I never would have believed anyone before who said it’s tiring returning to ‘normal’ life, but it is. Another survivor told me she used to cry her eyes out on her lunch breaks in the toilets for feeling so overwhelmingly tired when she returned full time. Full time feels impossible for now, I’m exhausted after my reduced hours. It’s more difficult than I first thought and I’ve considered when dog walking, am I not trying hard enough? The dreaded comparison to others emerges. So and so worked through their cancer treatment. So and so is working full time now. I quickly dismiss these unhelpful thoughts and think, why is work such a measure of our health, or determination ? True is eats up a huge amount of our time, energy and thoughts. I guess a lot of my self esteem used to be reassured by work, I was confident and capable, I enjoyed my job and was good at it. I had seemingly boundless enthusiasm and energy didn’t I ? What has changed ? The Government and one too many restructures ? Being constantly overworked and under appreciated ? It’s safe to say I was reconsidering my life and relationship with work even before being diagnosed with cancer. The cancer career break given a pause on all those dramas albeit temporarily.

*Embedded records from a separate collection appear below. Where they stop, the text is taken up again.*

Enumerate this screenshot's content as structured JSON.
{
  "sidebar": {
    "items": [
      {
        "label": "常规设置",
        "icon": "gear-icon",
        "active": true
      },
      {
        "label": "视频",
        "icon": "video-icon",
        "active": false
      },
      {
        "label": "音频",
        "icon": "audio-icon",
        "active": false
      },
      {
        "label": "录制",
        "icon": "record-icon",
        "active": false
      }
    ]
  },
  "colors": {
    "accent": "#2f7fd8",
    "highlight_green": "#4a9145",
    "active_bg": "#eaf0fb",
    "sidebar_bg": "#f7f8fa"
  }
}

So here is my million dollar question and perhaps echoes a conversation I’ve had with another health professional, who was a cancer survivor too. There is almost a ‘born again’ realisation after being diagnosed, life is precious, I need to treasure it . We say I’m going to change my diet, reduce the stresses from our life, learn from this experience and eliminate the external stress that devours us and quieten the internal stress through mindfulness. What if this isn’t possible ? I’m not in a position to quit my job, well I could, but who will pay my living expenses? The state won’t , a less pressured job would be great but would come with lower pay and ummm am I top of the recruitment list for any employer after 10 months off work ? Sure they can’t discriminate, but it’s like when I got my last job, they said if my children had been younger, they wouldn’t have employed me. Yes, really. So dropping out of life and living in a chilled environment may seem idyllic but isn’t really going to happen is it ? Or am I limiting myself by the culture of overwork that I have been born into ?
Eliminating external stress to remain cancer free feels a bit like another stress actually. The whole I must stay positive and not think bad thoughts is one thing, the next thing- oh please don’t get stressed we don’t want you to get ill again, is another one. Can finishing treatment and re entering into normal life encourage cancer cells to regroup ? When you put it like that, who knows! Stress has got to be the number 1 Public Enemy in the world, our bodies constantly tested and exhausted by the demands of modern life. Juggling, multi tasking, moving at a pace, increasingly busy.
With this in mind, and reflecting on my previous thoughts, the best I can do is manage it. I may not be able to control the external pressures wholly , but I CAN control how I respond to them and which ones I react to. Acknowledge that at times I’m going to be sat on my ass on the kerb as life blurs past me at a ridiculous speed and that it’s ok to sit and watch. That it doesn’t matter if I don’t finish at the same time as others, if I can’t manage to juggle work, socialising and exercising at the moment. It’s readjusting to a pace of life and getting back on the merry go round, but with a set of controlling reigns for it so that you don’t become nauseatingly dizzy and have to sit out again.
In conclusion, wobbly days at work, like yesterday, lend to days like today, where I reflect and readjust and nurture myself. I can’t expect to live in a stress less environment with everything being perfect. A very wise new friend said to me at the beginning of the week, it’s all about constant readjustments. Taking it in 2 inches, letting it out 2 inches. Here’s to elastic living and making the best of every situation. Here’s to silver linings. Excelsior.